Trademarks: The Paris Convention does not regulate the conditions for the filing and registration of trademarks which are determined in every Contracting State by its national law.
Industrial Designs: The Industrial designs must be protected in every Contracting State. The protection may not be forfeited on the ground that the articles incorporating the design are not manufactured in that State.
Trade Names: The protection must be granted to the trade names in each Contracting State without any obligation to file or register the names.
Indications of Source: Each Contracting State must take measures against direct or indirect use of the false indication of a source of goods or the identity of their producer, manufacturer or trader.
Unfair competition: Each Contracting State must provide effective protection against unfair competition.
Registering & Enforcing Intellectual Property Rights
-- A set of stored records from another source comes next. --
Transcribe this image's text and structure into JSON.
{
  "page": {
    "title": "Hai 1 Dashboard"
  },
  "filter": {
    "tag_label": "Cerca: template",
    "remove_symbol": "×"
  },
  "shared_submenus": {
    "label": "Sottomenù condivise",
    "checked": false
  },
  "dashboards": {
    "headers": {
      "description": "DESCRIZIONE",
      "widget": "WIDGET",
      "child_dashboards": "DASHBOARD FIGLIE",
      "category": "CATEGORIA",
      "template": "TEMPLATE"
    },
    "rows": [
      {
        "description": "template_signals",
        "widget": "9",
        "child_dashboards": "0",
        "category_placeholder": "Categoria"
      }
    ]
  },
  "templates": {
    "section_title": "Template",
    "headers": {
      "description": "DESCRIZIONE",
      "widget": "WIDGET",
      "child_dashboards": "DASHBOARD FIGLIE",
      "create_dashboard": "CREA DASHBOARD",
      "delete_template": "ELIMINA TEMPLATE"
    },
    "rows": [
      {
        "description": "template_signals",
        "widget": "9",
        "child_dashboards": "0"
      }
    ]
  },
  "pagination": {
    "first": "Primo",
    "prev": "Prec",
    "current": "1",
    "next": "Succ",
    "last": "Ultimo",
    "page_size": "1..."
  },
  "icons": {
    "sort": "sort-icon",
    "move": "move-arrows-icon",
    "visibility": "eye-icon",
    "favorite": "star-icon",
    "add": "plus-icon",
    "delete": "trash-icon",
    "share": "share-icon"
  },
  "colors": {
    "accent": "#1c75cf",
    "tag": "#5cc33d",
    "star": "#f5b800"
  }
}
To enjoy the protection of intellectual property rights, one can also take International Trademark registration.
- Individual registration can be made in India regarding patents. Still, for rights other than industrial designs, one can apply under the terms of the Patent Cooperation Treaty, and it is easier and quicker.
- For trademarks, one must register them within India, either through the domestic trademark system or under the Madrid portal.
- For copyright, no individual registration is required but registering copyrights with the copyright authorities is important.
- ‘Priority rights’ under a Paris Convention can help in the local registration of trademarks, designs and patents by allowing rights previously registered elsewhere will become effective.
Based on their economic functions, intellectual property rights can be broadly categorised into, patents and copyrights which serve to bridge a gap between the social value and private value of innovations. The other trademarks can merely distinguish from their origin and quality of goods and services. In TRIPS Agreement which comprehensively prescribes minimum standards for the protection of the degree of ‘domestic’ legislative discretion with the contracting member states.
Signatory states are left to determine the best way of implementing the Agreement within their own legal system and practice (whether with enacting or merely amending legislation). The text is subject to several “may” provisions and many operative terms and standards are undefined. India has sought to define these standards with reference to its domestic conditions and has an efficient and effective intellectual property regime.
Read our article:A Complete Overview of International Rules in Indian IPR Law